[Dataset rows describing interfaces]
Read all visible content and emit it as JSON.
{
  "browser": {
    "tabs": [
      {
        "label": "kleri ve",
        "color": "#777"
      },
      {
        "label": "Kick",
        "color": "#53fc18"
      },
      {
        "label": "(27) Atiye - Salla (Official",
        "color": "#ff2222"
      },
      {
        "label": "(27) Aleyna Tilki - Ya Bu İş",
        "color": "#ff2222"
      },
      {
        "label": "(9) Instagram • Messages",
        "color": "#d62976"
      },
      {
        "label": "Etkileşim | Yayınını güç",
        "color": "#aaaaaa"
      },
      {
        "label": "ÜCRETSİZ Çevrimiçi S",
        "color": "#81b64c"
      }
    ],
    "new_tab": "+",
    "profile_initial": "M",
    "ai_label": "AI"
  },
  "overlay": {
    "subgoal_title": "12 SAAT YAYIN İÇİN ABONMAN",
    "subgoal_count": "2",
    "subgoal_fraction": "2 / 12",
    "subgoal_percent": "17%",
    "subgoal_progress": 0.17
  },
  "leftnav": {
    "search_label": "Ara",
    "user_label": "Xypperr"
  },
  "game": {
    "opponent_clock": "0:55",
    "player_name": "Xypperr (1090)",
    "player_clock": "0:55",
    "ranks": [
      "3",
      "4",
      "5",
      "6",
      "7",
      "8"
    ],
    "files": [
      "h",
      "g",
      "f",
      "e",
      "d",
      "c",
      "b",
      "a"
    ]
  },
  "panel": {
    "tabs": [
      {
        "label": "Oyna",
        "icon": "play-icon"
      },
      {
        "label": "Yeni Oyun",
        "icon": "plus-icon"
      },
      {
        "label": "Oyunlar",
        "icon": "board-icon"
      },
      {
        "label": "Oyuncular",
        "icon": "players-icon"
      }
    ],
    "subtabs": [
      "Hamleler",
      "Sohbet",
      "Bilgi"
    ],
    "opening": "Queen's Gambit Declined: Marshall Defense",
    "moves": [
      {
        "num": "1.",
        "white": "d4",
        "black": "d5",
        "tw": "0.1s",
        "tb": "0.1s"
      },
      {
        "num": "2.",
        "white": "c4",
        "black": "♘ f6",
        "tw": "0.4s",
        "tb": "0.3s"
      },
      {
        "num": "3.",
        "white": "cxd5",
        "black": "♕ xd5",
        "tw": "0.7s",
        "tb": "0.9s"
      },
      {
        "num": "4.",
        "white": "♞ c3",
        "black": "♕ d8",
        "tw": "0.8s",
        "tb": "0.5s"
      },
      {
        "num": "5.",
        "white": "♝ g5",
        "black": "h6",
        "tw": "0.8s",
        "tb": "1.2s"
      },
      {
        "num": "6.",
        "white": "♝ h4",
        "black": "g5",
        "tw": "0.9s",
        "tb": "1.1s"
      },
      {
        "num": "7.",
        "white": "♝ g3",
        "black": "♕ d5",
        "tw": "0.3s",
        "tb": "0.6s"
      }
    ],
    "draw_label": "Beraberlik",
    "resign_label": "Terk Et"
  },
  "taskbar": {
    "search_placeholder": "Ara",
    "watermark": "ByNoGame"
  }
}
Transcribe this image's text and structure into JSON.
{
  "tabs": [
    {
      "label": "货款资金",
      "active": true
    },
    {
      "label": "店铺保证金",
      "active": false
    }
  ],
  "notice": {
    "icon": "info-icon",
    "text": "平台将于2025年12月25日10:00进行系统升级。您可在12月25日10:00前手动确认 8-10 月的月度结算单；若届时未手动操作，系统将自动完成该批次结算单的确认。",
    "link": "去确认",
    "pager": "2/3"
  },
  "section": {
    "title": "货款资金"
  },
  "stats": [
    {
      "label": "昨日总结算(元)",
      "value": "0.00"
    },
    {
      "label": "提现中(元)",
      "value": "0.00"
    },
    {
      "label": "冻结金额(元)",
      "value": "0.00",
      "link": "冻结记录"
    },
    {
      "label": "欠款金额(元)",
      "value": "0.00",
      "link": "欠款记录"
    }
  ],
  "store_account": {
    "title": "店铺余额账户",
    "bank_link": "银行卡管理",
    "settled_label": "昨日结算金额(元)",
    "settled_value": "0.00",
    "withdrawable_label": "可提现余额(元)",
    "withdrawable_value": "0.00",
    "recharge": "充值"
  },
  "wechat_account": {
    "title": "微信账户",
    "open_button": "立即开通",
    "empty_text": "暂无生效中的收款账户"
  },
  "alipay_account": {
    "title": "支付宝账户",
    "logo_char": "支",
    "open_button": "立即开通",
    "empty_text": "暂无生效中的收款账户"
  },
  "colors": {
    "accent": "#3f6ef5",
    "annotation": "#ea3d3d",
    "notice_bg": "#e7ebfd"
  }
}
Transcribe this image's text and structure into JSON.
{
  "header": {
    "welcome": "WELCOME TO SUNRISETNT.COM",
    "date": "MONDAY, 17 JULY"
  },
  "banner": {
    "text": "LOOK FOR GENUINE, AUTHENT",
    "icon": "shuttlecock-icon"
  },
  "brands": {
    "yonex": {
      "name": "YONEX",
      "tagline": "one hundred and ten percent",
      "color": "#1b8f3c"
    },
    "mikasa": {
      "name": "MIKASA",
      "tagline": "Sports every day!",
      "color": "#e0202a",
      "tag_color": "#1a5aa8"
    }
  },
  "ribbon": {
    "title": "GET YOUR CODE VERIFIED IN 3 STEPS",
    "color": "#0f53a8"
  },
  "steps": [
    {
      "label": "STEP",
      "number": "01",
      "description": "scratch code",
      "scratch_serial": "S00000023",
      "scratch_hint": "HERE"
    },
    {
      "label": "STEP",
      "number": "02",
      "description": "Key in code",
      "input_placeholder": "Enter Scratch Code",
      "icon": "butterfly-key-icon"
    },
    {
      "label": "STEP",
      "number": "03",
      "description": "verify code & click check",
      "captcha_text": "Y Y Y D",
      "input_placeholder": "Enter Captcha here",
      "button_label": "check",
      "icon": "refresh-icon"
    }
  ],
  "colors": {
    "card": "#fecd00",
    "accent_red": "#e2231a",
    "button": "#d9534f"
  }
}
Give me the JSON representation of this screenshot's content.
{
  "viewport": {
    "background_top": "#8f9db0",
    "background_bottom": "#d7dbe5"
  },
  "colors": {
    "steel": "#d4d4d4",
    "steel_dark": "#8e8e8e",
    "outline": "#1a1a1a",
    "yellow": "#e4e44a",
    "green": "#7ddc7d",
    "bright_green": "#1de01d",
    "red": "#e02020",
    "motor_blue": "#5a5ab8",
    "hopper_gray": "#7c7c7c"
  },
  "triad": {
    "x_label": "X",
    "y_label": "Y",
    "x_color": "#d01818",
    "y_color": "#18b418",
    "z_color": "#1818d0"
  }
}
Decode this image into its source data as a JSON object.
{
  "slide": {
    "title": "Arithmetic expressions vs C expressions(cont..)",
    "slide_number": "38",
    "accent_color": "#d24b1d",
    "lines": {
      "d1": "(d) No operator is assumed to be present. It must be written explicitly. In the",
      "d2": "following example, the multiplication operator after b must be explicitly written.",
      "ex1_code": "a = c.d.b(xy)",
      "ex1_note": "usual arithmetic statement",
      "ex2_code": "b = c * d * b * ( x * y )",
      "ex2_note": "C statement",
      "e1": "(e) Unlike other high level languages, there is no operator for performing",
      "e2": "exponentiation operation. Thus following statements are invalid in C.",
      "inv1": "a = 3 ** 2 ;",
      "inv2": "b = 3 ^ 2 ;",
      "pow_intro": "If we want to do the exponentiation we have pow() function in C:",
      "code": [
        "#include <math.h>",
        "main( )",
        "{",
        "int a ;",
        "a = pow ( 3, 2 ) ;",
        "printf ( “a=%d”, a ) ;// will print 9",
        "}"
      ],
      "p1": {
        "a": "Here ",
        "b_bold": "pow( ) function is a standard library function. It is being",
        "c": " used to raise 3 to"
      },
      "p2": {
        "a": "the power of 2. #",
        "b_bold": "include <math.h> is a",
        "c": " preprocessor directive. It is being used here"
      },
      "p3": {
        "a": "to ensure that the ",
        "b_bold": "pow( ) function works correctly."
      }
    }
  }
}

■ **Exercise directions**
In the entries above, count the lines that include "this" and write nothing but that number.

■ **Solution**
4